Exercise objective
Provide an exact copy of the data, excluding the images.

[Website and app data records]
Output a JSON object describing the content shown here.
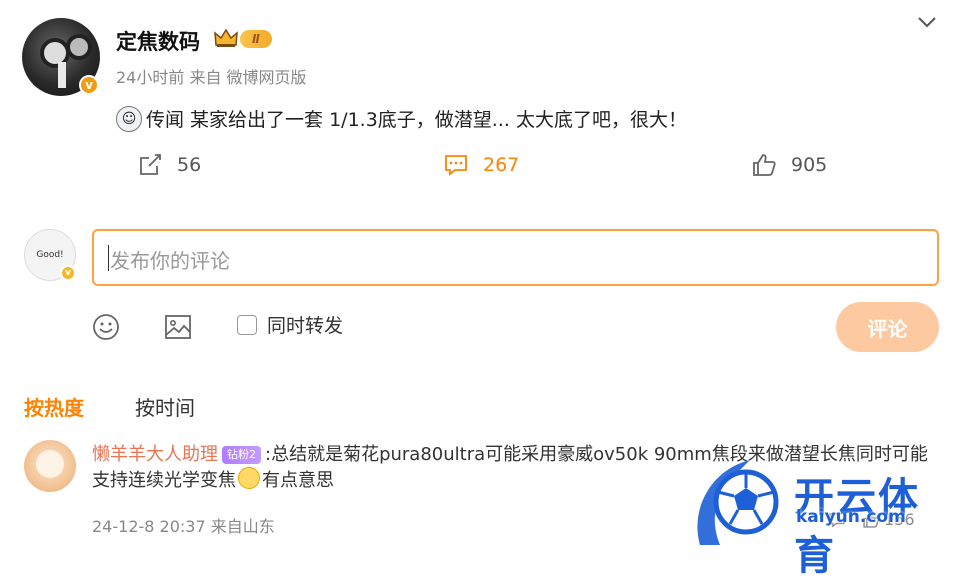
{
  "post": {
    "username": "定焦数码",
    "level": "Ⅱ",
    "meta": "24小时前  来自  微博网页版",
    "text": "传闻 某家给出了一套 1/1.3底子，做潜望... 太大底了吧，很大！",
    "actions": {
      "share_count": "56",
      "comment_count": "267",
      "like_count": "905"
    }
  },
  "composer": {
    "placeholder": "发布你的评论",
    "repost_label": "同时转发",
    "submit_label": "评论",
    "avatar_text": "Good!"
  },
  "sort_tabs": {
    "hot": "按热度",
    "time": "按时间"
  },
  "comment": {
    "author": "懒羊羊大人助理",
    "fan_badge": "钻粉2",
    "text": ":总结就是菊花pura80ultra可能采用豪威ov50k 90mm焦段来做潜望长焦同时可能支持连续光学变焦",
    "text_tail": "有点意思",
    "meta": "24-12-8 20:37  来自山东",
    "like_count": "156"
  },
  "watermark": {
    "brand": "开云体育",
    "url": "kaiyun.com"
  },
  "colors": {
    "accent": "#ff8200",
    "input_border": "#ffa142",
    "submit_bg": "#fcc9a1",
    "link_name": "#eb7350",
    "watermark": "#1d5fd6"
  },
  "icons": [
    "chevron-down-icon",
    "verified-icon",
    "crown-icon",
    "ghost-emoji-icon",
    "share-icon",
    "comment-icon",
    "like-icon",
    "emoji-icon",
    "image-icon",
    "checkbox-icon",
    "reply-icon"
  ]
}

Answer space
Output a JSON object describing the content shown here.
{
  "post": {
    "username": "定焦数码",
    "level": "Ⅱ",
    "meta": "24小时前  来自  微博网页版",
    "text": "传闻 某家给出了一套 1/1.3底子，做潜望... 太大底了吧，很大！",
    "actions": {
      "share_count": "56",
      "comment_count": "267",
      "like_count": "905"
    }
  },
  "composer": {
    "placeholder": "发布你的评论",
    "repost_label": "同时转发",
    "submit_label": "评论",
    "avatar_text": "Good!"
  },
  "sort_tabs": {
    "hot": "按热度",
    "time": "按时间"
  },
  "comment": {
    "author": "懒羊羊大人助理",
    "fan_badge": "钻粉2",
    "text": ":总结就是菊花pura80ultra可能采用豪威ov50k 90mm焦段来做潜望长焦同时可能支持连续光学变焦",
    "text_tail": "有点意思",
    "meta": "24-12-8 20:37  来自山东",
    "like_count": "156"
  },
  "watermark": {
    "brand": "开云体育",
    "url": "kaiyun.com"
  },
  "colors": {
    "accent": "#ff8200",
    "input_border": "#ffa142",
    "submit_bg": "#fcc9a1",
    "link_name": "#eb7350",
    "watermark": "#1d5fd6"
  },
  "icons": [
    "chevron-down-icon",
    "verified-icon",
    "crown-icon",
    "ghost-emoji-icon",
    "share-icon",
    "comment-icon",
    "like-icon",
    "emoji-icon",
    "image-icon",
    "checkbox-icon",
    "reply-icon"
  ]
}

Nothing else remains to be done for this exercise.